Fred Swaniker - Entrepreneur, Founder of the African Leadership Academy and the African Leadership University
In Conversation with Pamela Srivastava, General Manager, Sustainability and Outreach, Shiv Nadar Foundation
The population of Africa is going to be 40% of the world by the end of the century, and have a larger workforce than India or China by 2025. Fred Swaniker is trying to make certain that this will not be a crisis but an opportunity to leverage this incredible human capital. His vision is that if these young people are educated and their skills and passions developed it will birth an engine for innovation and entrepreneurship for the whole world, not just Africa.
This remarkable man believes wholeheartedly in the potential of leaders to engender positive, lasting change. Inspired by Nelson Mandela, Elon Musk and Shiv Nadar, and seared by early memories of witnessing civil war, corruption and poverty, he grew up determined to do something for those less fortunate them himself. But first, he got himself scholarships and an education, doing his undergraduate degree in the US, and then returning to do his MBA at Stanford, right in the heart of Silicon Valley. Overawed by the openness to good ideas he encountered, he spent his time perfecting a business plan for what would become his life’s work: leadership education.
But he didn’t go about it the regular way. As he says, ‘In Africa, there are many constraints – time, money, educated people – so we have to reimagine everything. We have no choice but to innovate – not just copy models in place in the rest of the world.’ The school Fred started when he came back was the African Leadership Academy, which seeks to find outstanding young people who can transform Africa through innovation and entrepreneurship.
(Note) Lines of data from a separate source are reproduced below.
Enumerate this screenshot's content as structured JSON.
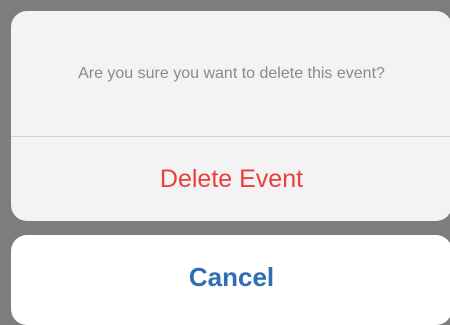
{
  "dialog": {
    "message": "Are you sure you want to delete this event?",
    "destructive_label": "Delete Event",
    "cancel_label": "Cancel"
  },
  "colors": {
    "backdrop": "#7d7d7d",
    "sheet": "#f3f3f3",
    "cancel_sheet": "#ffffff",
    "message_text": "#8a8a8a",
    "destructive": "#e8413d",
    "cancel": "#2f6db5",
    "divider": "#d2d2d2"
  }
}
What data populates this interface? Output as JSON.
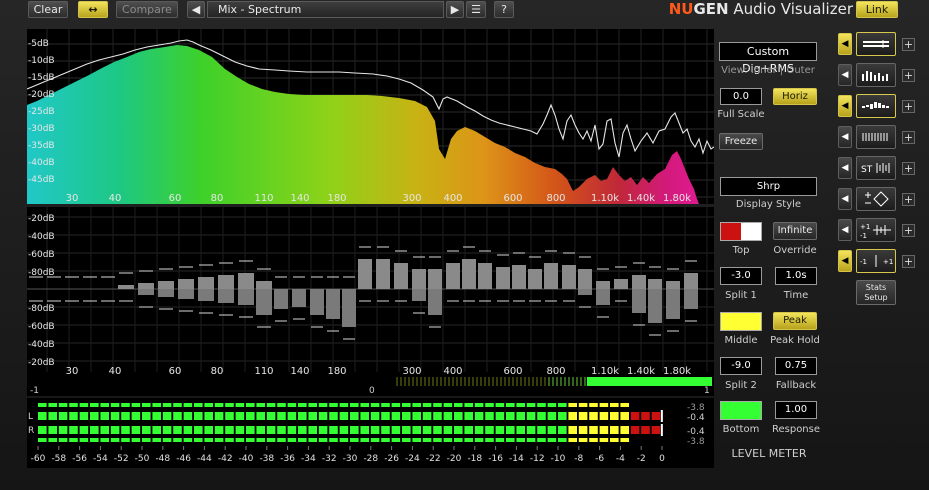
{
  "toolbar": {
    "clear_label": "Clear",
    "swap_glyph": "↔",
    "compare_label": "Compare",
    "preset_name": "Mix - Spectrum",
    "help_label": "?"
  },
  "brand": {
    "prefix": "NU",
    "mid": "GEN",
    "suffix": " Audio Visualizer",
    "link_label": "Link"
  },
  "colors": {
    "accent_yellow": "#e8d83a",
    "top_red": "#cc1111",
    "middle_yellow": "#ffff33",
    "bottom_green": "#33ff33"
  },
  "spectrum": {
    "db_labels": [
      "-5dB",
      "-10dB",
      "-15dB",
      "-20dB",
      "-25dB",
      "-30dB",
      "-35dB",
      "-40dB",
      "-45dB"
    ],
    "freq_labels": [
      "30",
      "40",
      "60",
      "80",
      "110",
      "140",
      "180",
      "300",
      "400",
      "600",
      "800",
      "1.10k",
      "1.40k",
      "1.80k"
    ]
  },
  "stats": {
    "db_labels": [
      "-20dB",
      "-40dB",
      "-60dB",
      "-80dB",
      "-80dB",
      "-60dB",
      "-40dB",
      "-20dB"
    ],
    "freq_labels": [
      "30",
      "40",
      "60",
      "80",
      "110",
      "140",
      "180",
      "300",
      "400",
      "600",
      "800",
      "1.10k",
      "1.40k",
      "1.80k"
    ]
  },
  "correlation": {
    "left_label": "-1",
    "center_label": "0",
    "right_label": "1",
    "value": 0.78
  },
  "level_meter": {
    "title": "LEVEL METER",
    "channel_L": "L",
    "channel_R": "R",
    "peak_values": [
      "-3.8",
      "-0.4",
      "-0.4",
      "-3.8"
    ],
    "scale": [
      "-60",
      "-58",
      "-56",
      "-54",
      "-52",
      "-50",
      "-48",
      "-46",
      "-44",
      "-42",
      "-40",
      "-38",
      "-36",
      "-34",
      "-32",
      "-30",
      "-28",
      "-26",
      "-24",
      "-22",
      "-20",
      "-18",
      "-16",
      "-14",
      "-12",
      "-10",
      "-8",
      "-6",
      "-4",
      "-2",
      "0"
    ],
    "l_level_db": -3.8,
    "r_level_db": -3.8,
    "peak_hold_db": -0.4
  },
  "controls": {
    "display_mode": "Custom Dig+RMS",
    "view_text": "View: Inner | Outer",
    "full_scale_value": "0.0",
    "full_scale_label": "Full Scale",
    "horiz_label": "Horiz",
    "freeze_label": "Freeze",
    "display_style_value": "Shrp",
    "display_style_label": "Display Style",
    "top_label": "Top",
    "override_value": "Infinite",
    "override_label": "Override",
    "split1_value": "-3.0",
    "split1_label": "Split 1",
    "time_value": "1.0s",
    "time_label": "Time",
    "middle_label": "Middle",
    "peak_value": "Peak",
    "peak_hold_label": "Peak Hold",
    "split2_value": "-9.0",
    "split2_label": "Split 2",
    "fallback_value": "0.75",
    "fallback_label": "Fallback",
    "bottom_label": "Bottom",
    "response_value": "1.00",
    "response_label": "Response"
  },
  "vis_buttons": [
    {
      "icon": "level-meter-icon"
    },
    {
      "icon": "spectrum-icon"
    },
    {
      "icon": "stats-icon"
    },
    {
      "icon": "correlation-icon"
    },
    {
      "icon": "stereo-icon",
      "label": "ST"
    },
    {
      "icon": "vectorscope-icon"
    },
    {
      "icon": "phase-icon",
      "label": "+1 -1"
    },
    {
      "icon": "balance-icon",
      "label": "-1 | +1"
    }
  ],
  "stats_setup_label": "Stats Setup"
}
When he described it during the Conversations event on the Shiv Nadar Foundation’s FB page, many of our faculty, students and alumni must have nodded in understanding. The school is a means of using education to create leaders from an early age. The learning process is all about doing. The children start small ventures with all the attendant processes including getting funding, all the while imbibing important lessons about the world. The school then helps them get into top universities across the world. Fred hopes to produce 6000 leaders in the next few years, world-class talent which will do things that are not just setting high standards in Africa, but all over the world. The brilliance of this idea has been recognised – Bill Gates sent his daughter to the school for term.
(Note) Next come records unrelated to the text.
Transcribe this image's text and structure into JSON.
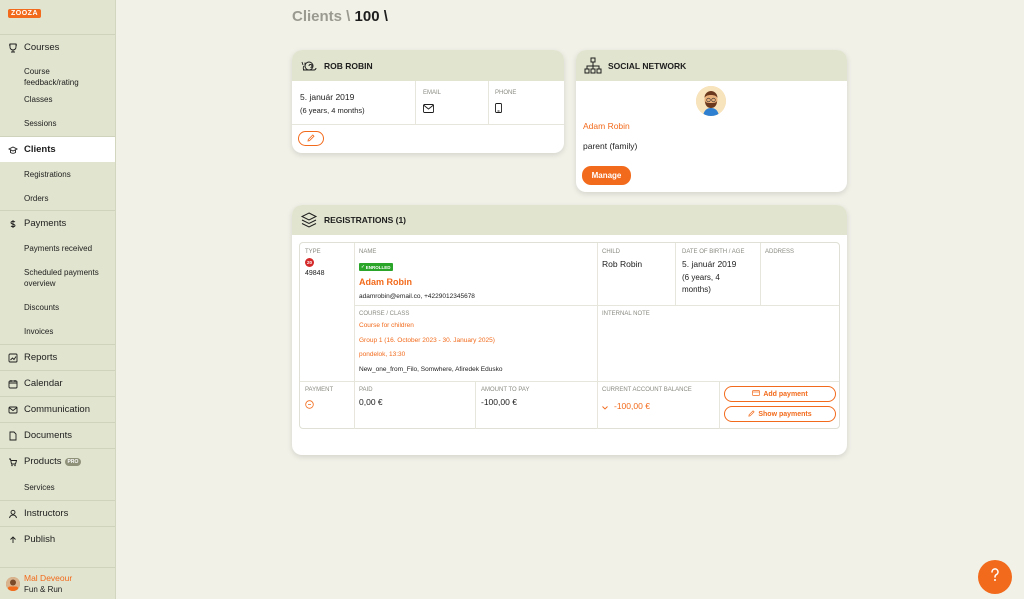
{
  "app": {
    "logo_text": "ZOOZA"
  },
  "sidebar": {
    "sections": [
      {
        "label": "Courses",
        "icon": "trophy-icon"
      },
      {
        "label": "Clients",
        "icon": "clients-icon"
      },
      {
        "label": "Payments",
        "icon": "dollar-icon"
      },
      {
        "label": "Reports",
        "icon": "chart-icon"
      },
      {
        "label": "Calendar",
        "icon": "calendar-icon"
      },
      {
        "label": "Communication",
        "icon": "mail-icon"
      },
      {
        "label": "Documents",
        "icon": "document-icon"
      },
      {
        "label": "Products",
        "icon": "cart-icon",
        "badge": "PRO"
      },
      {
        "label": "Instructors",
        "icon": "user-icon"
      }
    ],
    "courses_sub": [
      "Course feedback/rating",
      "Classes",
      "Sessions"
    ],
    "clients_sub": [
      "Registrations",
      "Orders"
    ],
    "payments_sub": [
      "Payments received",
      "Scheduled payments overview",
      "Discounts",
      "Invoices"
    ],
    "products_sub": [
      "Services"
    ],
    "partial_item": "Publish"
  },
  "user": {
    "name": "Mal Deveour",
    "org": "Fun & Run"
  },
  "header": {
    "title_prefix": "Clients \\ ",
    "title_id": "100 \\"
  },
  "client_card": {
    "title": "ROB ROBIN",
    "birth_date": "5. január 2019",
    "age": "(6 years, 4 months)",
    "email_label": "EMAIL",
    "phone_label": "PHONE"
  },
  "social_card": {
    "title": "SOCIAL NETWORK",
    "person_name": "Adam Robin",
    "relation": "parent (family)",
    "manage_label": "Manage"
  },
  "registrations": {
    "title": "REGISTRATIONS (1)",
    "type_label": "TYPE",
    "type_badge": "20",
    "reg_id": "49848",
    "name_label": "NAME",
    "status_badge": "ENROLLED",
    "name": "Adam Robin",
    "contact": "adamrobin@email.co, +4229012345678",
    "child_label": "CHILD",
    "child": "Rob Robin",
    "dob_label": "DATE OF BIRTH / AGE",
    "dob": "5. január 2019",
    "dob_age": "(6 years, 4 months)",
    "address_label": "ADDRESS",
    "course_label": "COURSE / CLASS",
    "course": "Course for children",
    "group": "Group 1 (16. October 2023 - 30. January 2025)",
    "schedule": "pondelok, 13:30",
    "location": "New_one_from_Filo, Somwhere, Afiredek Edusko",
    "note_label": "INTERNAL NOTE",
    "payment_label": "PAYMENT",
    "paid_label": "PAID",
    "paid": "0,00 €",
    "amount_label": "AMOUNT TO PAY",
    "amount": "-100,00 €",
    "balance_label": "CURRENT ACCOUNT BALANCE",
    "balance": "-100,00 €",
    "add_payment": "Add payment",
    "show_payments": "Show payments"
  },
  "colors": {
    "accent": "#f26a1b",
    "sidebar": "#e1e4cf",
    "background": "#f1f1e8",
    "enrolled": "#2aa52a"
  }
}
Not content with this, Fred and his colleagues began to think bigger. They wanted their students to stay in Africa and not go abroad. And they wanted a university in Africa that would give them a shot at a new way of learning how to lead from the front. Fred began visiting colleges around the world to understand best practices. He visited the Shiv Nadar Schools and the Shiv Nadar University. He went back to Africa and decided he was going to scale up his plans. He would now produce 3 million leaders.
And the process is underway. At Fred’s unique university, you do not have a major, you have a mission – to work on solving one challenge that is facing Africa today, be it healthcare, infrastructure, climate change, governance, or youth and unemployment. The students then curate their own learning experience. Students are not graded on exams but on how well they are solving the problem they have taken on. By making the process student-driven, using the barrage of content available to everyone and the advantages of peer learning, as well as using technology, the university does away with the scarce resource of teachers except as facilitators. This makes scaling up easier too, and plans are afoot to have 100-200 sites where the university will be located.
Surely this is the way education of the future will look!
A visionary in every way, Fred Swaniker’s message to budding social entrepreneurs is this ‘It’s a very good time to start something now. Step up as an entrepreneur. Find a hard problem to solve. The world needs you!’